Like most astute observers at the time, Kilgore realized that innovative scientific research in the US was being conducted off campus, as academics saddled with heavy discipline-based teaching loads were lured to informally structured interdisciplinary research parks like Bell Laboratories. He believed, I think rightly, that scientists – like other high-skilled workers – would naturally gravitate to the best labour conditions, which could eventuate in the evacuation of scientists from the public sector. Not only would it be difficult to monitor or regulate their activity, it would prove difficult to reap the benefits implied by the Constitutionally enshrined idea of science as a ‘public good’. Using the Great Depression that ended the post-World War I economic boom as his benchmark, Kilgore believed that without state intervention, science would simply exacerbate class differences in American society. So, one of his many science funding schemes involved treating science education as a form of national service, whereby the government would finance the training of academically suitable students on the condition that they would spend some years developing one of America’s economic backwaters.

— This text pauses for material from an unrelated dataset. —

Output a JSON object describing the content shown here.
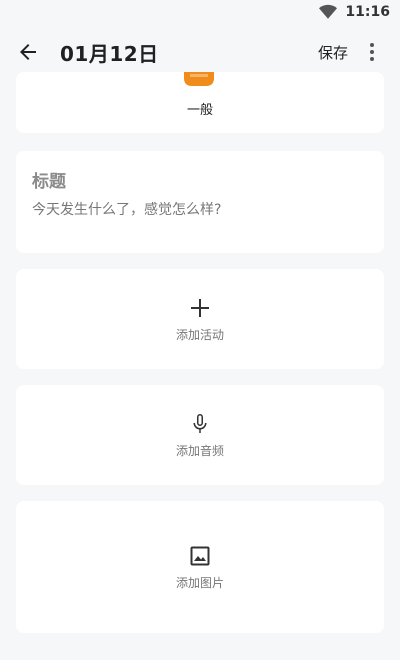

Kilgore’s relevance here is that he quite explicitly wanted to politicise science – indeed, to mount an offensive against scientists’ spontaneous free market politics. Moreover, Mooney would have probably found Kilgore’s politics attractive. I certainly do. Yet, Kilgore was in no doubt that good science could be done under both private and public regimes. However, by the time the vote on the establishment of the National Science Foundation reached the floor of Congress in 1950, Kilgore’s proposal had come to be seen through Cold War lenses as ‘politicising science’ in a sense by then associated with Hitler and Stalin. Bush’s victorious alternative had the federal government create a protected internal market for scientific research and later (with the launching of Sputnik) education. This has proved very costly and, not surprisingly, with the end of the Cold War, the federal government has gradually allowed science to revert to the pre-war free market state that Kilgore decried. If Mooney is genuinely interested in promoting good science in the public interest, then he needs to articulate a robust conception of the ‘public interest’. The New Deal was the last time that occurred in the US outside a context of military preparedness. The legacy of that formulation is what remains of the American welfare state.